There is a divine and there is a human side to this question. "What God doeth" is His own prerogative. "He giveth none account of any of His matters. He doeth as it pleases Him." And into that will of His we have no right to intrude, no room to speculate, no ability to restrict. But there is the human responsibility. "Pray," said Augustine, "as if everything depended on God (as it does), and work as if everything depended on you" (which it does not). God revealed to Paul that all with him on the ship would be saved and all came safe to land, despite the storm and the wreck, and the counsel of the soldiers to slay the prisoners. But when the shipmen were about to flee out of the ship Paul said to the centurion: "Except these abide in the ship ye cannot be saved." Here we have the divine side, Godís purpose, and the human element, manís responsibility. When the decree went forth that all the Jews were to be slain, Mordecai laid upon Esther the necessity of doing her part to prevent the slaughter, and assured her if she shirked her duty, deliverance would come from another quarter. Her answer was "We will fast." Deliverance came and through Esther, for as Mordecai pointed out "she came to the kingdom for such a time as this." Humanly speaking she could have kept silent and allowed events to develop as they would, but God would have sent deliver≠ance through another channel, and she would have lost the honor of being His instrument and even she and her fatherís house might have been destroyed. "Why could not we cast out this demon?" asked the disciples. "This kind cometh not out but by prayer and fasting," answered the Lord. They were not in such a state of soul that God could use them. "Be ye clean that bear the vessels of the Lord." "If a man purge himself from these he shall be a vessel unto honor." Purged from all filthiness of the flesh and of the spirit, in fellowship with his Master, in obedience to His Word, when he sees the sword come he blows the trumpet of warning and not only saves himself but those that hear him.

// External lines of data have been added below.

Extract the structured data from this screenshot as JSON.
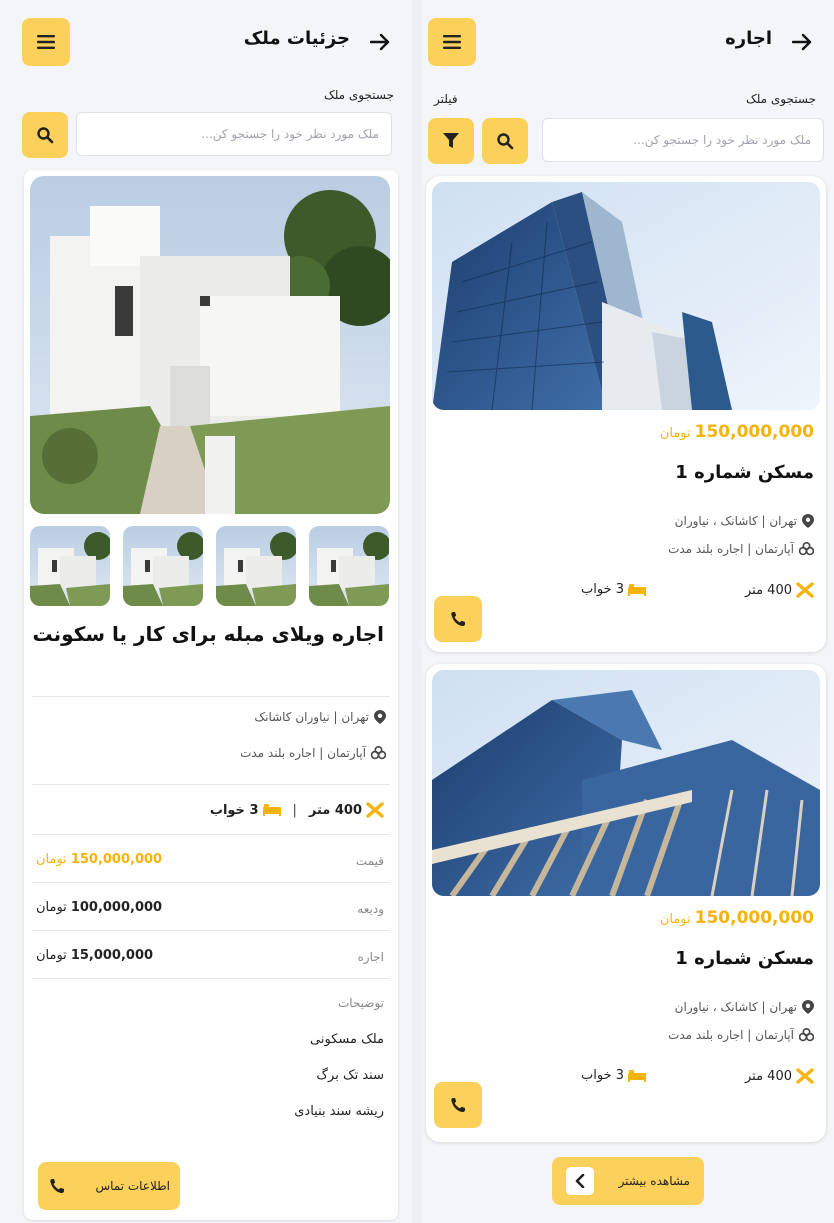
{
  "listing": {
    "header": {
      "title": "اجاره"
    },
    "search": {
      "label": "جستجوی ملک",
      "placeholder": "ملک مورد نظر خود را جستجو کن..."
    },
    "filter": {
      "label": "فیلتر"
    },
    "cards": [
      {
        "price": "150,000,000",
        "unit": "تومان",
        "title": "مسکن شماره 1",
        "location": "تهران | کاشانک ، نیاوران",
        "type": "آپارتمان | اجاره بلند مدت",
        "area": "400 متر",
        "beds": "3 خواب"
      },
      {
        "price": "150,000,000",
        "unit": "تومان",
        "title": "مسکن شماره 1",
        "location": "تهران | کاشانک ، نیاوران",
        "type": "آپارتمان | اجاره بلند مدت",
        "area": "400 متر",
        "beds": "3 خواب"
      }
    ],
    "more_label": "مشاهده بیشتر"
  },
  "details": {
    "header": {
      "title": "جزئیات ملک"
    },
    "search": {
      "label": "جستجوی ملک",
      "placeholder": "ملک مورد نظر خود را جستجو کن..."
    },
    "title": "اجاره ویلای مبله برای کار یا سکونت",
    "location": "تهران | نیاوران کاشانک",
    "type": "آپارتمان | اجاره بلند مدت",
    "area": "400 متر",
    "beds": "3 خواب",
    "feature_separator": "|",
    "rows": [
      {
        "label": "قیمت",
        "value": "150,000,000",
        "unit": "تومان"
      },
      {
        "label": "ودیعه",
        "value": "100,000,000",
        "unit": "تومان"
      },
      {
        "label": "اجاره",
        "value": "15,000,000",
        "unit": "تومان"
      }
    ],
    "description_label": "توضیحات",
    "description_items": [
      "ملک مسکونی",
      "سند تک برگ",
      "ریشه سند بنیادی"
    ],
    "contact_label": "اطلاعات تماس"
  },
  "colors": {
    "accent": "#fcd15b",
    "price": "#f5b30c",
    "background": "#eef0f4"
  },
  "icons": [
    "menu-icon",
    "back-arrow-icon",
    "search-icon",
    "filter-icon",
    "location-pin-icon",
    "building-icon",
    "area-icon",
    "bed-icon",
    "phone-icon",
    "chevron-left-icon"
  ]
}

A door stands open wide and on its portal gleaming we read "Whosoever will may come." That is manís side. We enter and upon the reverse side we read, "Elect according to the foreknowl≠edge of God." That is Godís own secret counsel. And "Whom He foreknew He also did predestinate to be conformed to the image of His Son...Them He also glorified" (Rom. 8:29-30). Here we have a golden chain let down from Godís throne, the first link attached to His foreknowledge and the last securing the eternal glory of His redeemed.
"Oh the depth of the riches both of the wisdom and knowledge of God, how unsearchable are His judgments, and His ways past finding out.í